BRIEF:
Output all of the records exactly, word for word.

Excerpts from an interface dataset

=-=-=

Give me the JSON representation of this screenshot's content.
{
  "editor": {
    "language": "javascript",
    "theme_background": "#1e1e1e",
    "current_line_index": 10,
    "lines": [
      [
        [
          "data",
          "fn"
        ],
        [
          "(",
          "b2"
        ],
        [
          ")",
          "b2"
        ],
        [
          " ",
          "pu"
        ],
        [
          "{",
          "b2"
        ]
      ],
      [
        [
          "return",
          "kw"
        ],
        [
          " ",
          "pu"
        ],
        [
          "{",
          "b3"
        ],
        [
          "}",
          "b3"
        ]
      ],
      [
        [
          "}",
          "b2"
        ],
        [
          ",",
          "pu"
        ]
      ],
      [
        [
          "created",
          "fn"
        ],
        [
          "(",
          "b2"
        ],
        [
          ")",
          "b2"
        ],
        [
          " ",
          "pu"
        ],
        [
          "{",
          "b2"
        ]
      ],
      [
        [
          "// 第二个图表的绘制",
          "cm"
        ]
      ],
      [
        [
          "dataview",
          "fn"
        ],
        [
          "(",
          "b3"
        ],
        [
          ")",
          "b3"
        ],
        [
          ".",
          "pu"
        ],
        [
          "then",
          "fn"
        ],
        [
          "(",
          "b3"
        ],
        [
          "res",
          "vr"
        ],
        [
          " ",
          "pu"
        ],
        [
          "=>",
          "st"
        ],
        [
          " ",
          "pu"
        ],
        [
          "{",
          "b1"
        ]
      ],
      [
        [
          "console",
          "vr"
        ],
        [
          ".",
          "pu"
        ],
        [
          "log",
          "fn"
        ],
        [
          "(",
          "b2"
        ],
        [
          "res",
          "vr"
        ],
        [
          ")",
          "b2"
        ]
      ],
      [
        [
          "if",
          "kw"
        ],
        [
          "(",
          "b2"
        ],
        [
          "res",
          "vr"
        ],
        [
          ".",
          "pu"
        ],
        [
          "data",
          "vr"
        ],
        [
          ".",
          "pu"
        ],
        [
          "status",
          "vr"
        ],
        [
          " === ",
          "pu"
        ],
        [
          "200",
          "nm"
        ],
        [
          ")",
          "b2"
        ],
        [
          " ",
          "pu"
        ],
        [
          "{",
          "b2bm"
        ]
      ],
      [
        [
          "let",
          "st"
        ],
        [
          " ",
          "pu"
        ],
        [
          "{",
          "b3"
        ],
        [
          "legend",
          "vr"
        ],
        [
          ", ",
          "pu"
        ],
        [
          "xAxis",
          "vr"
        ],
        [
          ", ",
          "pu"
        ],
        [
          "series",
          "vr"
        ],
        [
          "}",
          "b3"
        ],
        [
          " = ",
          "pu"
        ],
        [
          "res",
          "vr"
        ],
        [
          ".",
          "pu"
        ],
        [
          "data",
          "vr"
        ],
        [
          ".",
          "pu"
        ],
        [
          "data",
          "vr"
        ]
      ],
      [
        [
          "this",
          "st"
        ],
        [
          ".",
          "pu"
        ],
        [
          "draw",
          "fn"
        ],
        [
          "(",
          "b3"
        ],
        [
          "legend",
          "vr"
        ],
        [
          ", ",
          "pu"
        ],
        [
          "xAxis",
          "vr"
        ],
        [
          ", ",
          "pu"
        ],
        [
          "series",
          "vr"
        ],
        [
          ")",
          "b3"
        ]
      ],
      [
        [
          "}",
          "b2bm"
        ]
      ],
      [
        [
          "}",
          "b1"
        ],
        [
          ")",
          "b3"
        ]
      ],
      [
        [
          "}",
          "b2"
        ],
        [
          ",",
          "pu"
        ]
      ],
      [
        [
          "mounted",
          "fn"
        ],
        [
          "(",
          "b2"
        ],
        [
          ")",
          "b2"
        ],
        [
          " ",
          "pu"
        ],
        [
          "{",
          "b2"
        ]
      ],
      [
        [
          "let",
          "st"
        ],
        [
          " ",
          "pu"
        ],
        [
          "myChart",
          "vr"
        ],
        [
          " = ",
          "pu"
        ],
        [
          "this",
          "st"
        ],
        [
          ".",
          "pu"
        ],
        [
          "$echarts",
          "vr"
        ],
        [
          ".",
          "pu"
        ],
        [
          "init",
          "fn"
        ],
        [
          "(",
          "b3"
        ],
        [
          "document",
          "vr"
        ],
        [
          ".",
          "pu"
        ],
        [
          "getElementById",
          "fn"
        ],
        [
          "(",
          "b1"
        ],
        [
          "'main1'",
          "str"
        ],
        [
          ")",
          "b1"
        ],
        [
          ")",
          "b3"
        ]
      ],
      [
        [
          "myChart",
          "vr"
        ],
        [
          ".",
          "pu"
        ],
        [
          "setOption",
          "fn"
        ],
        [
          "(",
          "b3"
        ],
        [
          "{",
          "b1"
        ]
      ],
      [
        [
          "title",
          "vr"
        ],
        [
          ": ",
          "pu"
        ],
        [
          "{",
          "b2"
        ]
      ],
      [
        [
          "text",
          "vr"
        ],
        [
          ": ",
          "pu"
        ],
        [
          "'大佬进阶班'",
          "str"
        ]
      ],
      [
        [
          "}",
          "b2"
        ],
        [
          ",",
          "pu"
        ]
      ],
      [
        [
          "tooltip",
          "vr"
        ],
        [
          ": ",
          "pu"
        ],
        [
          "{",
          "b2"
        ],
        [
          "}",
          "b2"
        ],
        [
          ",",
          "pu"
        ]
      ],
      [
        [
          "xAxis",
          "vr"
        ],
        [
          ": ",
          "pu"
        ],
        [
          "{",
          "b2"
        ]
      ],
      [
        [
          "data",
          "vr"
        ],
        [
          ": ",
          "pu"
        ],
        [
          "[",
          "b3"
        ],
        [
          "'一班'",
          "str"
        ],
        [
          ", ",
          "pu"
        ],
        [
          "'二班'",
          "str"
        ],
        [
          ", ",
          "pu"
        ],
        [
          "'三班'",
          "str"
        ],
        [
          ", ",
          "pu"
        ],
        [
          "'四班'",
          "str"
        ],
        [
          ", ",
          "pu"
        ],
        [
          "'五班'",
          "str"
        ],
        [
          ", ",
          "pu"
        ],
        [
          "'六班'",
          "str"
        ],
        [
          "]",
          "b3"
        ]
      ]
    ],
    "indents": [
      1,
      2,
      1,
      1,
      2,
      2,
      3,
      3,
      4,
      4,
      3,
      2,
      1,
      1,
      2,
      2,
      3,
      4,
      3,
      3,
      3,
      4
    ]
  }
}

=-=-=

WRITTEN ANSWER:
Give me the JSON representation of this screenshot's content.
{
  "editor": {
    "language": "javascript",
    "theme_background": "#1e1e1e",
    "current_line_index": 10,
    "lines": [
      [
        [
          "data",
          "fn"
        ],
        [
          "(",
          "b2"
        ],
        [
          ")",
          "b2"
        ],
        [
          " ",
          "pu"
        ],
        [
          "{",
          "b2"
        ]
      ],
      [
        [
          "return",
          "kw"
        ],
        [
          " ",
          "pu"
        ],
        [
          "{",
          "b3"
        ],
        [
          "}",
          "b3"
        ]
      ],
      [
        [
          "}",
          "b2"
        ],
        [
          ",",
          "pu"
        ]
      ],
      [
        [
          "created",
          "fn"
        ],
        [
          "(",
          "b2"
        ],
        [
          ")",
          "b2"
        ],
        [
          " ",
          "pu"
        ],
        [
          "{",
          "b2"
        ]
      ],
      [
        [
          "// 第二个图表的绘制",
          "cm"
        ]
      ],
      [
        [
          "dataview",
          "fn"
        ],
        [
          "(",
          "b3"
        ],
        [
          ")",
          "b3"
        ],
        [
          ".",
          "pu"
        ],
        [
          "then",
          "fn"
        ],
        [
          "(",
          "b3"
        ],
        [
          "res",
          "vr"
        ],
        [
          " ",
          "pu"
        ],
        [
          "=>",
          "st"
        ],
        [
          " ",
          "pu"
        ],
        [
          "{",
          "b1"
        ]
      ],
      [
        [
          "console",
          "vr"
        ],
        [
          ".",
          "pu"
        ],
        [
          "log",
          "fn"
        ],
        [
          "(",
          "b2"
        ],
        [
          "res",
          "vr"
        ],
        [
          ")",
          "b2"
        ]
      ],
      [
        [
          "if",
          "kw"
        ],
        [
          "(",
          "b2"
        ],
        [
          "res",
          "vr"
        ],
        [
          ".",
          "pu"
        ],
        [
          "data",
          "vr"
        ],
        [
          ".",
          "pu"
        ],
        [
          "status",
          "vr"
        ],
        [
          " === ",
          "pu"
        ],
        [
          "200",
          "nm"
        ],
        [
          ")",
          "b2"
        ],
        [
          " ",
          "pu"
        ],
        [
          "{",
          "b2bm"
        ]
      ],
      [
        [
          "let",
          "st"
        ],
        [
          " ",
          "pu"
        ],
        [
          "{",
          "b3"
        ],
        [
          "legend",
          "vr"
        ],
        [
          ", ",
          "pu"
        ],
        [
          "xAxis",
          "vr"
        ],
        [
          ", ",
          "pu"
        ],
        [
          "series",
          "vr"
        ],
        [
          "}",
          "b3"
        ],
        [
          " = ",
          "pu"
        ],
        [
          "res",
          "vr"
        ],
        [
          ".",
          "pu"
        ],
        [
          "data",
          "vr"
        ],
        [
          ".",
          "pu"
        ],
        [
          "data",
          "vr"
        ]
      ],
      [
        [
          "this",
          "st"
        ],
        [
          ".",
          "pu"
        ],
        [
          "draw",
          "fn"
        ],
        [
          "(",
          "b3"
        ],
        [
          "legend",
          "vr"
        ],
        [
          ", ",
          "pu"
        ],
        [
          "xAxis",
          "vr"
        ],
        [
          ", ",
          "pu"
        ],
        [
          "series",
          "vr"
        ],
        [
          ")",
          "b3"
        ]
      ],
      [
        [
          "}",
          "b2bm"
        ]
      ],
      [
        [
          "}",
          "b1"
        ],
        [
          ")",
          "b3"
        ]
      ],
      [
        [
          "}",
          "b2"
        ],
        [
          ",",
          "pu"
        ]
      ],
      [
        [
          "mounted",
          "fn"
        ],
        [
          "(",
          "b2"
        ],
        [
          ")",
          "b2"
        ],
        [
          " ",
          "pu"
        ],
        [
          "{",
          "b2"
        ]
      ],
      [
        [
          "let",
          "st"
        ],
        [
          " ",
          "pu"
        ],
        [
          "myChart",
          "vr"
        ],
        [
          " = ",
          "pu"
        ],
        [
          "this",
          "st"
        ],
        [
          ".",
          "pu"
        ],
        [
          "$echarts",
          "vr"
        ],
        [
          ".",
          "pu"
        ],
        [
          "init",
          "fn"
        ],
        [
          "(",
          "b3"
        ],
        [
          "document",
          "vr"
        ],
        [
          ".",
          "pu"
        ],
        [
          "getElementById",
          "fn"
        ],
        [
          "(",
          "b1"
        ],
        [
          "'main1'",
          "str"
        ],
        [
          ")",
          "b1"
        ],
        [
          ")",
          "b3"
        ]
      ],
      [
        [
          "myChart",
          "vr"
        ],
        [
          ".",
          "pu"
        ],
        [
          "setOption",
          "fn"
        ],
        [
          "(",
          "b3"
        ],
        [
          "{",
          "b1"
        ]
      ],
      [
        [
          "title",
          "vr"
        ],
        [
          ": ",
          "pu"
        ],
        [
          "{",
          "b2"
        ]
      ],
      [
        [
          "text",
          "vr"
        ],
        [
          ": ",
          "pu"
        ],
        [
          "'大佬进阶班'",
          "str"
        ]
      ],
      [
        [
          "}",
          "b2"
        ],
        [
          ",",
          "pu"
        ]
      ],
      [
        [
          "tooltip",
          "vr"
        ],
        [
          ": ",
          "pu"
        ],
        [
          "{",
          "b2"
        ],
        [
          "}",
          "b2"
        ],
        [
          ",",
          "pu"
        ]
      ],
      [
        [
          "xAxis",
          "vr"
        ],
        [
          ": ",
          "pu"
        ],
        [
          "{",
          "b2"
        ]
      ],
      [
        [
          "data",
          "vr"
        ],
        [
          ": ",
          "pu"
        ],
        [
          "[",
          "b3"
        ],
        [
          "'一班'",
          "str"
        ],
        [
          ", ",
          "pu"
        ],
        [
          "'二班'",
          "str"
        ],
        [
          ", ",
          "pu"
        ],
        [
          "'三班'",
          "str"
        ],
        [
          ", ",
          "pu"
        ],
        [
          "'四班'",
          "str"
        ],
        [
          ", ",
          "pu"
        ],
        [
          "'五班'",
          "str"
        ],
        [
          ", ",
          "pu"
        ],
        [
          "'六班'",
          "str"
        ],
        [
          "]",
          "b3"
        ]
      ]
    ],
    "indents": [
      1,
      2,
      1,
      1,
      2,
      2,
      3,
      3,
      4,
      4,
      3,
      2,
      1,
      1,
      2,
      2,
      3,
      4,
      3,
      3,
      3,
      4
    ]
  }
}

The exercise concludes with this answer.